WebProNews spoke to Eric Goldman, Associate Professor, Santa Clara University School of Law and Director of the High Tech Law Institute about the latest trademark case brought against Google.
Goldman said the lawsuit by Rosetta Stone was the ninth keyword trademark suit brought against Google that he was aware of. He said "suing Google has become the new American pastime."
He noted that Google did settle a similar lawsuit brought by American Airlines over keywords that was resolved out of court. Details of the terms of the settlement have not been made public and Goldman says it’s an unusual deal Google made with American.
Goldman does not think Google will settle with Rosetta Stone out of court and that case along with the other eight cases against Google would likely be consolidated into one court.

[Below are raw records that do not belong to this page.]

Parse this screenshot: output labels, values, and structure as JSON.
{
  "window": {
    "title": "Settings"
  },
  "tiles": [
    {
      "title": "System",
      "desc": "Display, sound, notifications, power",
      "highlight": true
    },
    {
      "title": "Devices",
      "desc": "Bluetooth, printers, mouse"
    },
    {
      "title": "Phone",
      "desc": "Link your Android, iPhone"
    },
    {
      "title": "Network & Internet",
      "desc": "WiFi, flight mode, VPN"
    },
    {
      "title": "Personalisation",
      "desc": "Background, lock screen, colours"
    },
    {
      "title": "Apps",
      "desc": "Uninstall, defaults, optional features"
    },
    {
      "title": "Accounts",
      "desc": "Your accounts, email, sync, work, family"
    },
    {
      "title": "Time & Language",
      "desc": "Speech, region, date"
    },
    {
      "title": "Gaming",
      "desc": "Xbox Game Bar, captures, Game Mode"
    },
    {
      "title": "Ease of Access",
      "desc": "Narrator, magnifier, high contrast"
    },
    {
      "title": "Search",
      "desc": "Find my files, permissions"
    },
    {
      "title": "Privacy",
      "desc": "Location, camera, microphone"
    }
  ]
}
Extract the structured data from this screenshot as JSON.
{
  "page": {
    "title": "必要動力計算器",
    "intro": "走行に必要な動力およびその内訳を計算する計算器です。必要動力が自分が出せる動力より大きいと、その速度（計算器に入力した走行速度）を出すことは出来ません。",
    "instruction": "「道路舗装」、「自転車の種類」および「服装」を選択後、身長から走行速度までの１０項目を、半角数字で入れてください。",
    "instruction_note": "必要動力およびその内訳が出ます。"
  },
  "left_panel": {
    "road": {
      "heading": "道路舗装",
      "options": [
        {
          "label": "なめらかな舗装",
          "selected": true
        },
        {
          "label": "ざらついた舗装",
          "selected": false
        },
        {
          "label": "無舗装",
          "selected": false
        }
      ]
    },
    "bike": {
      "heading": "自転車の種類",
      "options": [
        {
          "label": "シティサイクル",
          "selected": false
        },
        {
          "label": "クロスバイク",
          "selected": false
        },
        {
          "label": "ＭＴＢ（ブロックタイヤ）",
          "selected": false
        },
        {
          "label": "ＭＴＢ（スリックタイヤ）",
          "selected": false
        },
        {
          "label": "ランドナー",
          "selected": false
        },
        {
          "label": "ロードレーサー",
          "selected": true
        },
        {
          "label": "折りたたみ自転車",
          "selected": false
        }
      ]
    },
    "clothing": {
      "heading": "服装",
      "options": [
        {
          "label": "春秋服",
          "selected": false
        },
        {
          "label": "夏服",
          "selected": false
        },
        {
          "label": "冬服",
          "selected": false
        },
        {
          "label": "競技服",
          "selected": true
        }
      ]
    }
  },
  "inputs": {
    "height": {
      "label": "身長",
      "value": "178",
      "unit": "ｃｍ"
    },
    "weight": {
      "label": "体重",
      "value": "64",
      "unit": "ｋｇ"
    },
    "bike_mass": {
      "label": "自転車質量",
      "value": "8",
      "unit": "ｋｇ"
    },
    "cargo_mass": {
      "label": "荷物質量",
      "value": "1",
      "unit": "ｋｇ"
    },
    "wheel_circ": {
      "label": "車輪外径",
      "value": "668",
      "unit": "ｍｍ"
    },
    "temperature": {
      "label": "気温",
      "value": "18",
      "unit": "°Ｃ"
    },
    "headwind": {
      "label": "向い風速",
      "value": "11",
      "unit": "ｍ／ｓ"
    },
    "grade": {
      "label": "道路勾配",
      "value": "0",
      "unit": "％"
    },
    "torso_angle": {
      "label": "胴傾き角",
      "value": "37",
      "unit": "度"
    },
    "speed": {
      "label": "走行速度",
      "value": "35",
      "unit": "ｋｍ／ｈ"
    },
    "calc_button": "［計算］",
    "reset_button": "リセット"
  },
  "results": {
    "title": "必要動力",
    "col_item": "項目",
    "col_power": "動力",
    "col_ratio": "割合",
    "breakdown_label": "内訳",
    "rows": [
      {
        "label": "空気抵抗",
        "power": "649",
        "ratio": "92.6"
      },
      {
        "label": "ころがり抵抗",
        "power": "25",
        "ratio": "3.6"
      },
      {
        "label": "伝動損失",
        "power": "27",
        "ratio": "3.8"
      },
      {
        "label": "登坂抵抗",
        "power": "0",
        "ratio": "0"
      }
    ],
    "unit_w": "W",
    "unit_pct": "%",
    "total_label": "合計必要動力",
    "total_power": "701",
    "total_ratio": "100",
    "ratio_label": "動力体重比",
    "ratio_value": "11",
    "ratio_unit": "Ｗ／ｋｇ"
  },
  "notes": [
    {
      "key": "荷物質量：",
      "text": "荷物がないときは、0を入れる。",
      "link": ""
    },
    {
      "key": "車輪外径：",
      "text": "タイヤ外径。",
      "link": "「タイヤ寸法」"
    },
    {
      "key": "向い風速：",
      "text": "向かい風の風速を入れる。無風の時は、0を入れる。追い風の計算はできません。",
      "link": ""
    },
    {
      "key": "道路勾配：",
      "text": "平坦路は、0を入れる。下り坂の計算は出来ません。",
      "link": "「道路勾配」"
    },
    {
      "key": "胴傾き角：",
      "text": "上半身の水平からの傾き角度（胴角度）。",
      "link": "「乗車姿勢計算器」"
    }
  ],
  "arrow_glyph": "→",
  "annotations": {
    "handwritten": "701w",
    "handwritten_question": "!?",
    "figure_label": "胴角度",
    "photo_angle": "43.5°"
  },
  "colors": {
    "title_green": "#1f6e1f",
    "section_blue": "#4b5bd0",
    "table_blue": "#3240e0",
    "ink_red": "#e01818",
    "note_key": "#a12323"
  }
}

Goldman believes that we are years away from a definitive resolution to such suits and that the laws are currently too confusing.
Language-learning firm, Rosetta Stone, filed a lawsuit today in U.S. federal court against Google, claiming that the company is infringing on its trademarks.
In its lawsuit, Rosetta Stone alleges that Google allows third parties including individuals involved in software piracy to purchase the right to use Rosetta Stone trademarks or other terms confusingly similar in Google’s Adwords advertising program.
In June 2009, Google changed its policy stating that "advertisers will be allowed to use trademark terms in their ad text even if they do not own that trademark or have explicit approval from the trademark owner to use it."
"Google’s search engine is helping third parties mislead consumers and misappropriate Rosetta Stone trademarks by using them as ‘keyword’ triggers for paid advertisements and by using them within the text or title of paid advertisements," said Michael Wu, general counsel, Rosetta Stone.
"Google and its advertisers benefit financially from and trade off the goodwill and reputation of Rosetta Stone without incurring the substantial expense that Rosetta Stone has incurred in building up its popularity, name recognition, and brand loyalty."
With its lawsuit, Rosetta Stone is seeking injunctive relief to stop Google from selling the Rosetta Stone trademarks or other terms confusingly similar for use in Google’s Adwords advertising program.